2.      Keep Accountable.

Listen, I cannot stress this enough: if you want to make it through your teenage and young adult years without giving into sexual temptation, you must include others.  As Christians, we have the opportunity to be a part of a body of believers who build one another up in truth and love.  Since the goal is to be like Christ, we should constantly involve others in our walk with God.  Think about it: Jesus never once carried out his mission alone.  In fact, Jesus had twelve disciples, spoke to multitudes, and ministered alongside people his entire life.  In order to live a life worthy of the calling (Ephesians 4), we can’t face trials and temptations on our own. 

Fortunately, I have a set of loving parents who know me better than anyone else.  One of the best decisions I ever made was to be 100% open and honest to my parents about my relationships with the opposite sex.  As a result, I gained two mentors that teach from their past mistakes and give advice as needed.  Although honesty and conviction sound unromantic now, purity is always worth striving for.  Hopefully, all young Christians have leaders who can keep them accountable—parents or not.


3.     Don’t Settle.

Ladies, I don’t care how much you love that special someone; if a young man is playing games with your heart and keeping you within arm’s reach, he’ll drop you the second someone better comes along.  You’ve heard it all before and if you’re like me, you’ve read plenty of articles about why you shouldn’t settle for less.  In the blog post I mentioned earlier (the one that inspired me), the writer talked about being a “second choice girl.”  Depending on the length of your attention span, I suggest reading When Did You Become a “Second Choice” Girl before continuing.

Throughout the majority of my teenage and young adulthood, I felt burdened with the feeling of being second best.  By frequently over-analyzing relationships, I became familiar with the “second choice girl” mentality.  It wasn’t long after the “who-knows-what” that I realized my self-esteem was low in all areas of my life.  Often times, I felt less valuable than other girls and—as a result—settled for less because I foolishly thought I was unworthy of more.  Reality is, constant comparison is self-demeaning, destructive, and immature.  As Theodore Roosevelt once said, “Comparison is the thief of joy.” 

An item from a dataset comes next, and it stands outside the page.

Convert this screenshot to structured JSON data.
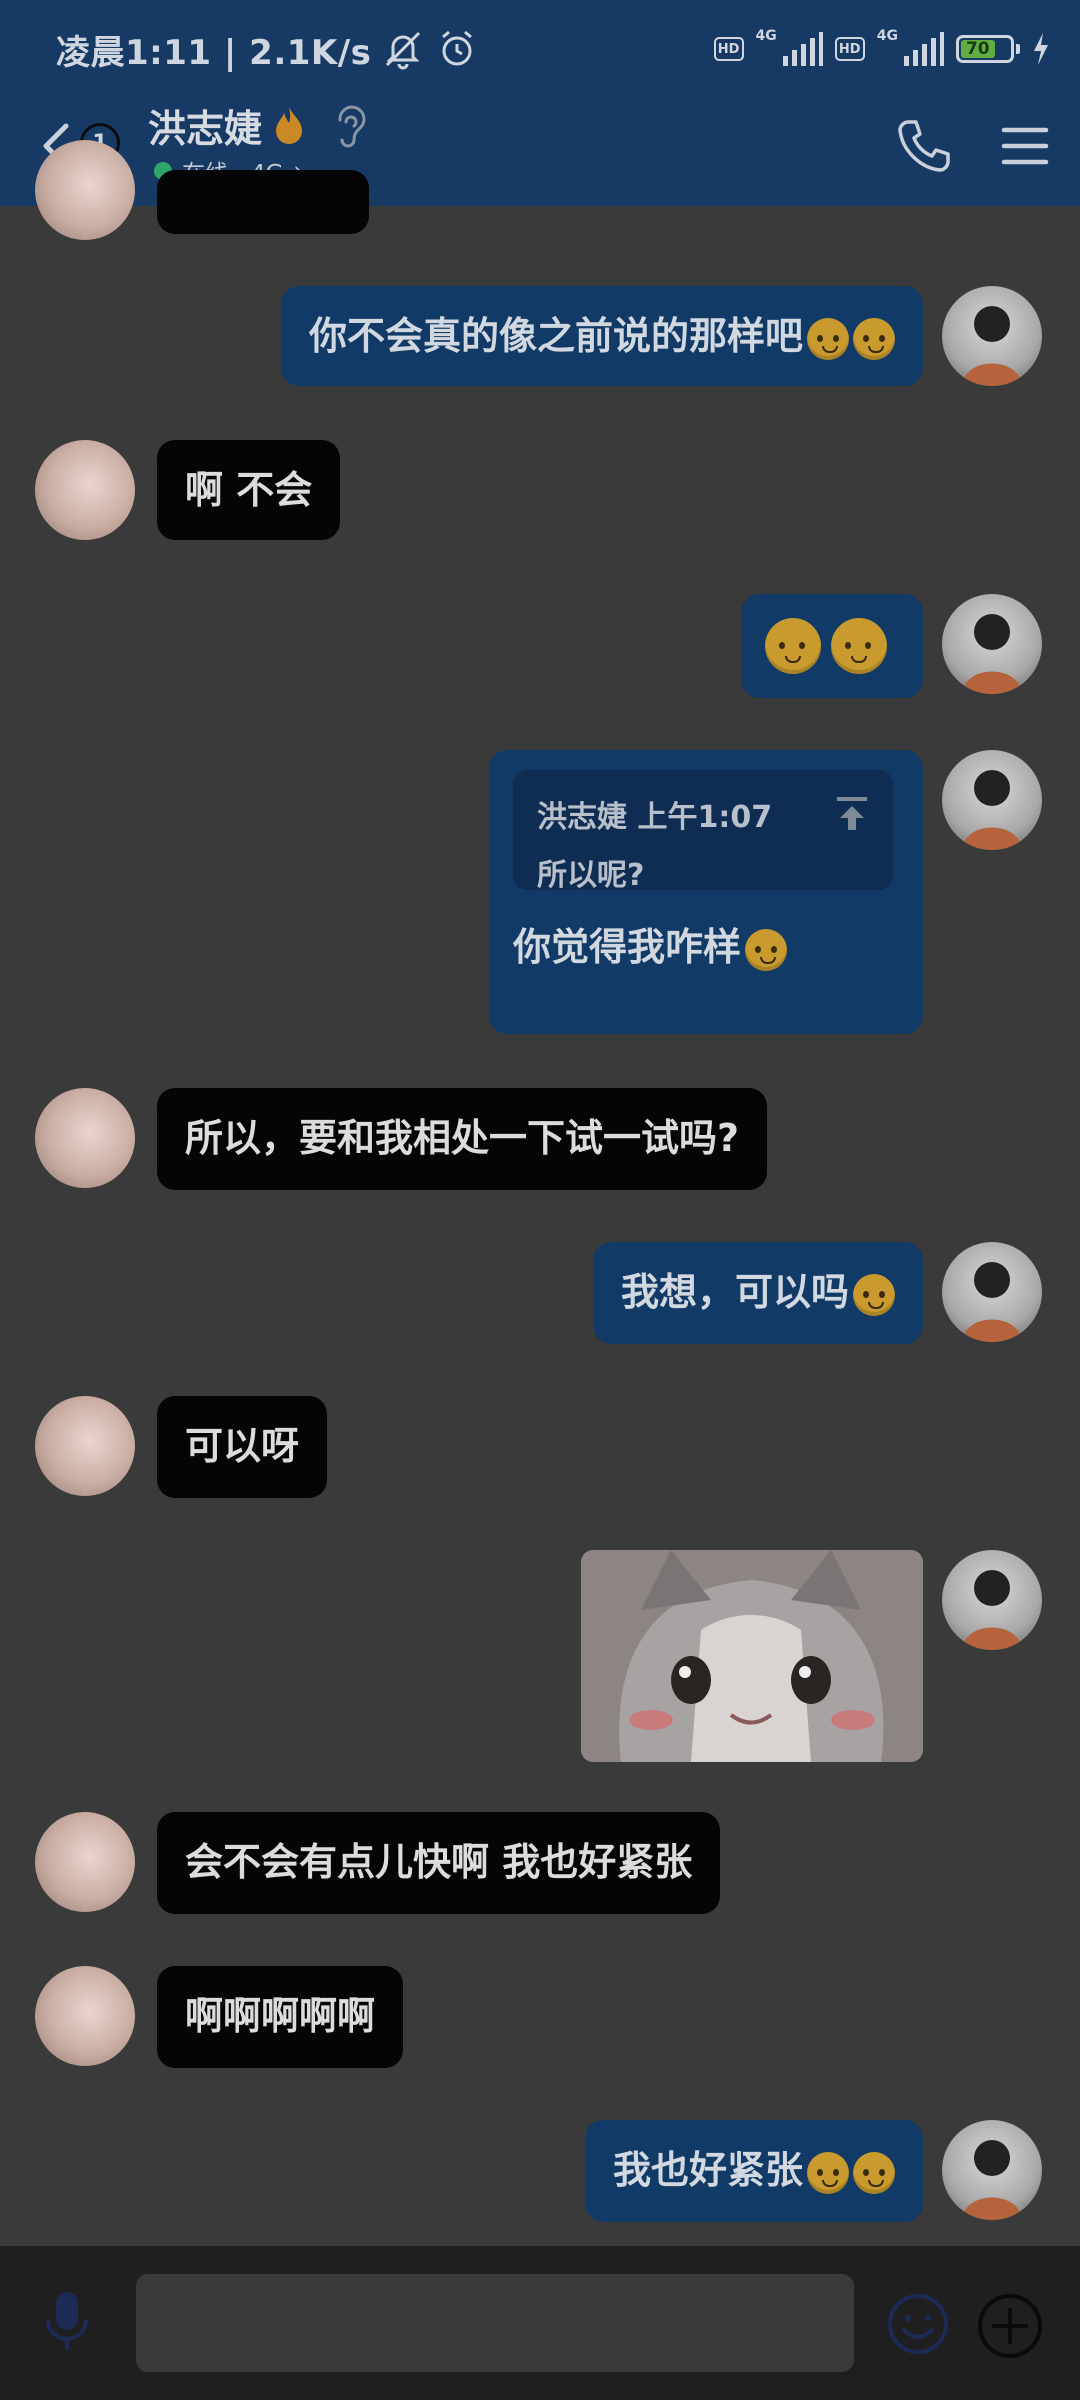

Although I’m sure I could add more, I’m going to conclude with this final thought: the pursuit of purity isn’t for yourself.  Allow me to explain, if you read this whole post and walk away encouraged, that’s great.  However, the goal of purity is first for God and then for your spouse.  Chances are, you’re going to marry a guy as messed up as you are.  In fact, the chances are 1 in 1.  Thankfully, there is hope: all things are possible through God—including marriage.  Apart from God, marriage is messy and disappointing.  Although, as my mom pointed out, "even with God, marriage can be messy and disappointing at times.  God just gives us the strength and reason to stick with it if we let him."  

If the goal of marriage is happiness, chances are it will end.  As John Mark Comer points out in his book Loveology, half of marriages end in divorce (that’s a coin toss).  However, something beautiful happens when you bring two broken people together who love God and use each other as catalyst for growth. 

So young singles, remain steadfast in pursuit of purity, “Rejoice always, pray without ceasing, [and] give thanks in all circumstances; for this is the will of God in Christ Jesus for you” (1 Thessalonians 5:16-18).